Could you please repeat the entries below word for word, with the images left out?

___ Input data ___

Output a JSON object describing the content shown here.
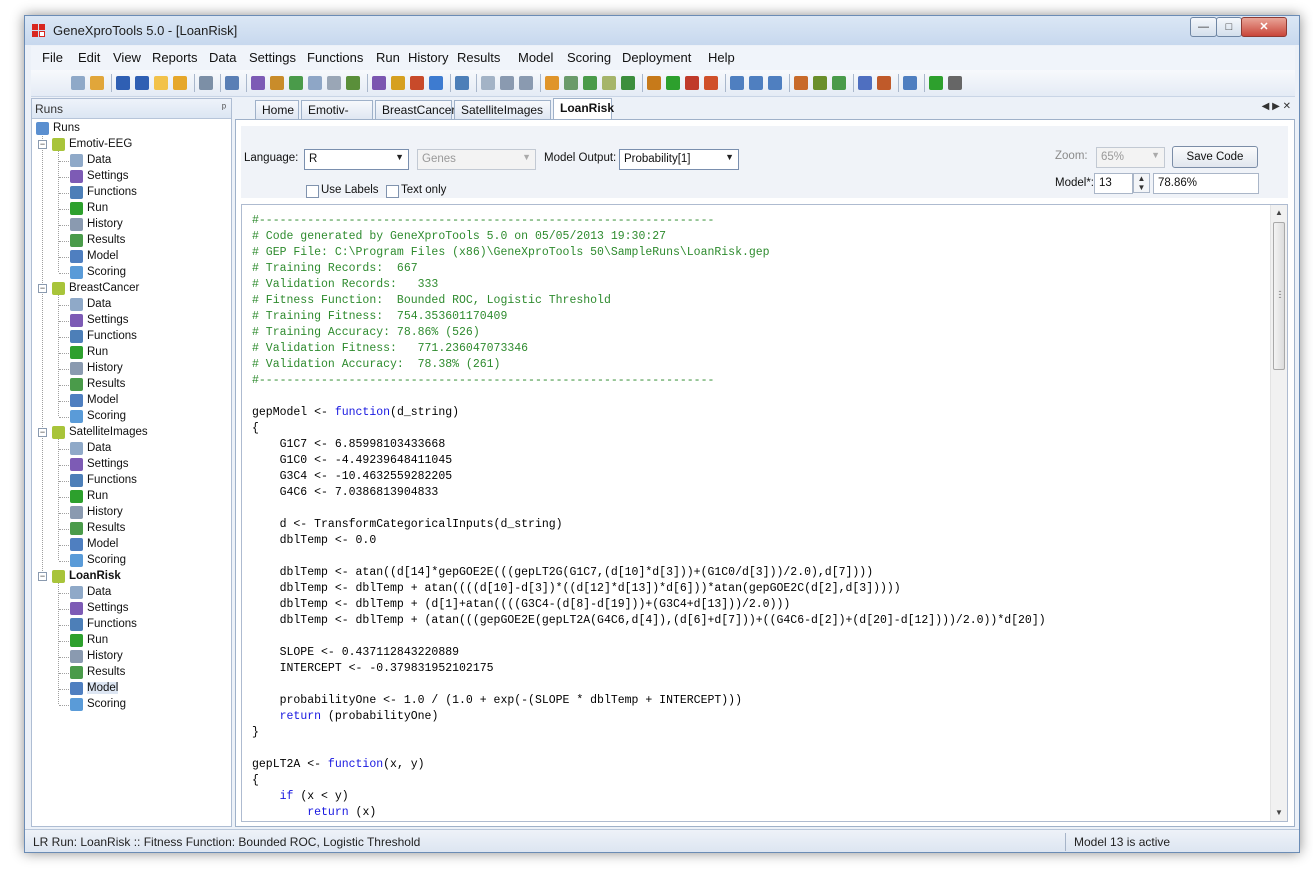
{
  "window": {
    "title": "GeneXproTools 5.0 - [LoanRisk]",
    "controls": {
      "minimize": "—",
      "maximize": "□",
      "close": "✕"
    }
  },
  "menu": [
    "File",
    "Edit",
    "View",
    "Reports",
    "Data",
    "Settings",
    "Functions",
    "Run",
    "History",
    "Results",
    "Model",
    "Scoring",
    "Deployment",
    "Help"
  ],
  "left_panel": {
    "title": "Runs",
    "pin": "ᵖ",
    "root": "Runs",
    "runs": [
      {
        "name": "Emotiv-EEG",
        "bold": false,
        "children": [
          "Data",
          "Settings",
          "Functions",
          "Run",
          "History",
          "Results",
          "Model",
          "Scoring"
        ]
      },
      {
        "name": "BreastCancer",
        "bold": false,
        "children": [
          "Data",
          "Settings",
          "Functions",
          "Run",
          "History",
          "Results",
          "Model",
          "Scoring"
        ]
      },
      {
        "name": "SatelliteImages",
        "bold": false,
        "children": [
          "Data",
          "Settings",
          "Functions",
          "Run",
          "History",
          "Results",
          "Model",
          "Scoring"
        ]
      },
      {
        "name": "LoanRisk",
        "bold": true,
        "children": [
          "Data",
          "Settings",
          "Functions",
          "Run",
          "History",
          "Results",
          "Model",
          "Scoring"
        ]
      }
    ]
  },
  "tabs": {
    "items": [
      "Home",
      "Emotiv-EEG",
      "BreastCancer",
      "SatelliteImages",
      "LoanRisk"
    ],
    "active": "LoanRisk",
    "nav": "◀ ▶ ✕"
  },
  "controls": {
    "language_label": "Language:",
    "language_value": "R",
    "genes_value": "Genes",
    "model_output_label": "Model Output:",
    "model_output_value": "Probability[1]",
    "use_labels": "Use Labels",
    "text_only": "Text only",
    "zoom_label": "Zoom:",
    "zoom_value": "65%",
    "save_code": "Save Code",
    "model_label": "Model*:",
    "model_number": "13",
    "model_accuracy": "78.86%"
  },
  "code": {
    "lines": [
      [
        {
          "t": "#------------------------------------------------------------------",
          "c": "comment"
        }
      ],
      [
        {
          "t": "# Code generated by GeneXproTools 5.0 on 05/05/2013 19:30:27",
          "c": "comment"
        }
      ],
      [
        {
          "t": "# GEP File: C:\\Program Files (x86)\\GeneXproTools 50\\SampleRuns\\LoanRisk.gep",
          "c": "comment"
        }
      ],
      [
        {
          "t": "# Training Records:  667",
          "c": "comment"
        }
      ],
      [
        {
          "t": "# Validation Records:   333",
          "c": "comment"
        }
      ],
      [
        {
          "t": "# Fitness Function:  Bounded ROC, Logistic Threshold",
          "c": "comment"
        }
      ],
      [
        {
          "t": "# Training Fitness:  754.353601170409",
          "c": "comment"
        }
      ],
      [
        {
          "t": "# Training Accuracy: 78.86% (526)",
          "c": "comment"
        }
      ],
      [
        {
          "t": "# Validation Fitness:   771.236047073346",
          "c": "comment"
        }
      ],
      [
        {
          "t": "# Validation Accuracy:  78.38% (261)",
          "c": "comment"
        }
      ],
      [
        {
          "t": "#------------------------------------------------------------------",
          "c": "comment"
        }
      ],
      [],
      [
        {
          "t": "gepModel <- ",
          "c": "plain"
        },
        {
          "t": "function",
          "c": "kw"
        },
        {
          "t": "(d_string)",
          "c": "plain"
        }
      ],
      [
        {
          "t": "{",
          "c": "plain"
        }
      ],
      [
        {
          "t": "    G1C7 <- 6.85998103433668",
          "c": "plain"
        }
      ],
      [
        {
          "t": "    G1C0 <- -4.49239648411045",
          "c": "plain"
        }
      ],
      [
        {
          "t": "    G3C4 <- -10.4632559282205",
          "c": "plain"
        }
      ],
      [
        {
          "t": "    G4C6 <- 7.0386813904833",
          "c": "plain"
        }
      ],
      [],
      [
        {
          "t": "    d <- TransformCategoricalInputs(d_string)",
          "c": "plain"
        }
      ],
      [
        {
          "t": "    dblTemp <- 0.0",
          "c": "plain"
        }
      ],
      [],
      [
        {
          "t": "    dblTemp <- atan((d[14]*gepGOE2E(((gepLT2G(G1C7,(d[10]*d[3]))+(G1C0/d[3]))/2.0),d[7])))",
          "c": "plain"
        }
      ],
      [
        {
          "t": "    dblTemp <- dblTemp + atan((((d[10]-d[3])*((d[12]*d[13])*d[6]))*atan(gepGOE2C(d[2],d[3]))))",
          "c": "plain"
        }
      ],
      [
        {
          "t": "    dblTemp <- dblTemp + (d[1]+atan((((G3C4-(d[8]-d[19]))+(G3C4+d[13]))/2.0)))",
          "c": "plain"
        }
      ],
      [
        {
          "t": "    dblTemp <- dblTemp + (atan(((gepGOE2E(gepLT2A(G4C6,d[4]),(d[6]+d[7]))+((G4C6-d[2])+(d[20]-d[12])))/2.0))*d[20])",
          "c": "plain"
        }
      ],
      [],
      [
        {
          "t": "    SLOPE <- 0.437112843220889",
          "c": "plain"
        }
      ],
      [
        {
          "t": "    INTERCEPT <- -0.379831952102175",
          "c": "plain"
        }
      ],
      [],
      [
        {
          "t": "    probabilityOne <- 1.0 / (1.0 + exp(-(SLOPE * dblTemp + INTERCEPT)))",
          "c": "plain"
        }
      ],
      [
        {
          "t": "    ",
          "c": "plain"
        },
        {
          "t": "return",
          "c": "kw"
        },
        {
          "t": " (probabilityOne)",
          "c": "plain"
        }
      ],
      [
        {
          "t": "}",
          "c": "plain"
        }
      ],
      [],
      [
        {
          "t": "gepLT2A <- ",
          "c": "plain"
        },
        {
          "t": "function",
          "c": "kw"
        },
        {
          "t": "(x, y)",
          "c": "plain"
        }
      ],
      [
        {
          "t": "{",
          "c": "plain"
        }
      ],
      [
        {
          "t": "    ",
          "c": "plain"
        },
        {
          "t": "if",
          "c": "kw"
        },
        {
          "t": " (x < y)",
          "c": "plain"
        }
      ],
      [
        {
          "t": "        ",
          "c": "plain"
        },
        {
          "t": "return",
          "c": "kw"
        },
        {
          "t": " (x)",
          "c": "plain"
        }
      ]
    ]
  },
  "status": {
    "left": "LR Run: LoanRisk :: Fitness Function: Bounded ROC, Logistic Threshold",
    "right": "Model 13 is active"
  },
  "colors": {
    "comment": "#2e8b2e",
    "keyword": "#1818e0",
    "window_border": "#6b8cb5"
  }
}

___

* **Answer to this problem**:
Output a JSON object describing the content shown here.
{
  "window": {
    "title": "GeneXproTools 5.0 - [LoanRisk]",
    "controls": {
      "minimize": "—",
      "maximize": "□",
      "close": "✕"
    }
  },
  "menu": [
    "File",
    "Edit",
    "View",
    "Reports",
    "Data",
    "Settings",
    "Functions",
    "Run",
    "History",
    "Results",
    "Model",
    "Scoring",
    "Deployment",
    "Help"
  ],
  "left_panel": {
    "title": "Runs",
    "pin": "ᵖ",
    "root": "Runs",
    "runs": [
      {
        "name": "Emotiv-EEG",
        "bold": false,
        "children": [
          "Data",
          "Settings",
          "Functions",
          "Run",
          "History",
          "Results",
          "Model",
          "Scoring"
        ]
      },
      {
        "name": "BreastCancer",
        "bold": false,
        "children": [
          "Data",
          "Settings",
          "Functions",
          "Run",
          "History",
          "Results",
          "Model",
          "Scoring"
        ]
      },
      {
        "name": "SatelliteImages",
        "bold": false,
        "children": [
          "Data",
          "Settings",
          "Functions",
          "Run",
          "History",
          "Results",
          "Model",
          "Scoring"
        ]
      },
      {
        "name": "LoanRisk",
        "bold": true,
        "children": [
          "Data",
          "Settings",
          "Functions",
          "Run",
          "History",
          "Results",
          "Model",
          "Scoring"
        ]
      }
    ]
  },
  "tabs": {
    "items": [
      "Home",
      "Emotiv-EEG",
      "BreastCancer",
      "SatelliteImages",
      "LoanRisk"
    ],
    "active": "LoanRisk",
    "nav": "◀ ▶ ✕"
  },
  "controls": {
    "language_label": "Language:",
    "language_value": "R",
    "genes_value": "Genes",
    "model_output_label": "Model Output:",
    "model_output_value": "Probability[1]",
    "use_labels": "Use Labels",
    "text_only": "Text only",
    "zoom_label": "Zoom:",
    "zoom_value": "65%",
    "save_code": "Save Code",
    "model_label": "Model*:",
    "model_number": "13",
    "model_accuracy": "78.86%"
  },
  "code": {
    "lines": [
      [
        {
          "t": "#------------------------------------------------------------------",
          "c": "comment"
        }
      ],
      [
        {
          "t": "# Code generated by GeneXproTools 5.0 on 05/05/2013 19:30:27",
          "c": "comment"
        }
      ],
      [
        {
          "t": "# GEP File: C:\\Program Files (x86)\\GeneXproTools 50\\SampleRuns\\LoanRisk.gep",
          "c": "comment"
        }
      ],
      [
        {
          "t": "# Training Records:  667",
          "c": "comment"
        }
      ],
      [
        {
          "t": "# Validation Records:   333",
          "c": "comment"
        }
      ],
      [
        {
          "t": "# Fitness Function:  Bounded ROC, Logistic Threshold",
          "c": "comment"
        }
      ],
      [
        {
          "t": "# Training Fitness:  754.353601170409",
          "c": "comment"
        }
      ],
      [
        {
          "t": "# Training Accuracy: 78.86% (526)",
          "c": "comment"
        }
      ],
      [
        {
          "t": "# Validation Fitness:   771.236047073346",
          "c": "comment"
        }
      ],
      [
        {
          "t": "# Validation Accuracy:  78.38% (261)",
          "c": "comment"
        }
      ],
      [
        {
          "t": "#------------------------------------------------------------------",
          "c": "comment"
        }
      ],
      [],
      [
        {
          "t": "gepModel <- ",
          "c": "plain"
        },
        {
          "t": "function",
          "c": "kw"
        },
        {
          "t": "(d_string)",
          "c": "plain"
        }
      ],
      [
        {
          "t": "{",
          "c": "plain"
        }
      ],
      [
        {
          "t": "    G1C7 <- 6.85998103433668",
          "c": "plain"
        }
      ],
      [
        {
          "t": "    G1C0 <- -4.49239648411045",
          "c": "plain"
        }
      ],
      [
        {
          "t": "    G3C4 <- -10.4632559282205",
          "c": "plain"
        }
      ],
      [
        {
          "t": "    G4C6 <- 7.0386813904833",
          "c": "plain"
        }
      ],
      [],
      [
        {
          "t": "    d <- TransformCategoricalInputs(d_string)",
          "c": "plain"
        }
      ],
      [
        {
          "t": "    dblTemp <- 0.0",
          "c": "plain"
        }
      ],
      [],
      [
        {
          "t": "    dblTemp <- atan((d[14]*gepGOE2E(((gepLT2G(G1C7,(d[10]*d[3]))+(G1C0/d[3]))/2.0),d[7])))",
          "c": "plain"
        }
      ],
      [
        {
          "t": "    dblTemp <- dblTemp + atan((((d[10]-d[3])*((d[12]*d[13])*d[6]))*atan(gepGOE2C(d[2],d[3]))))",
          "c": "plain"
        }
      ],
      [
        {
          "t": "    dblTemp <- dblTemp + (d[1]+atan((((G3C4-(d[8]-d[19]))+(G3C4+d[13]))/2.0)))",
          "c": "plain"
        }
      ],
      [
        {
          "t": "    dblTemp <- dblTemp + (atan(((gepGOE2E(gepLT2A(G4C6,d[4]),(d[6]+d[7]))+((G4C6-d[2])+(d[20]-d[12])))/2.0))*d[20])",
          "c": "plain"
        }
      ],
      [],
      [
        {
          "t": "    SLOPE <- 0.437112843220889",
          "c": "plain"
        }
      ],
      [
        {
          "t": "    INTERCEPT <- -0.379831952102175",
          "c": "plain"
        }
      ],
      [],
      [
        {
          "t": "    probabilityOne <- 1.0 / (1.0 + exp(-(SLOPE * dblTemp + INTERCEPT)))",
          "c": "plain"
        }
      ],
      [
        {
          "t": "    ",
          "c": "plain"
        },
        {
          "t": "return",
          "c": "kw"
        },
        {
          "t": " (probabilityOne)",
          "c": "plain"
        }
      ],
      [
        {
          "t": "}",
          "c": "plain"
        }
      ],
      [],
      [
        {
          "t": "gepLT2A <- ",
          "c": "plain"
        },
        {
          "t": "function",
          "c": "kw"
        },
        {
          "t": "(x, y)",
          "c": "plain"
        }
      ],
      [
        {
          "t": "{",
          "c": "plain"
        }
      ],
      [
        {
          "t": "    ",
          "c": "plain"
        },
        {
          "t": "if",
          "c": "kw"
        },
        {
          "t": " (x < y)",
          "c": "plain"
        }
      ],
      [
        {
          "t": "        ",
          "c": "plain"
        },
        {
          "t": "return",
          "c": "kw"
        },
        {
          "t": " (x)",
          "c": "plain"
        }
      ]
    ]
  },
  "status": {
    "left": "LR Run: LoanRisk :: Fitness Function: Bounded ROC, Logistic Threshold",
    "right": "Model 13 is active"
  },
  "colors": {
    "comment": "#2e8b2e",
    "keyword": "#1818e0",
    "window_border": "#6b8cb5"
  }
}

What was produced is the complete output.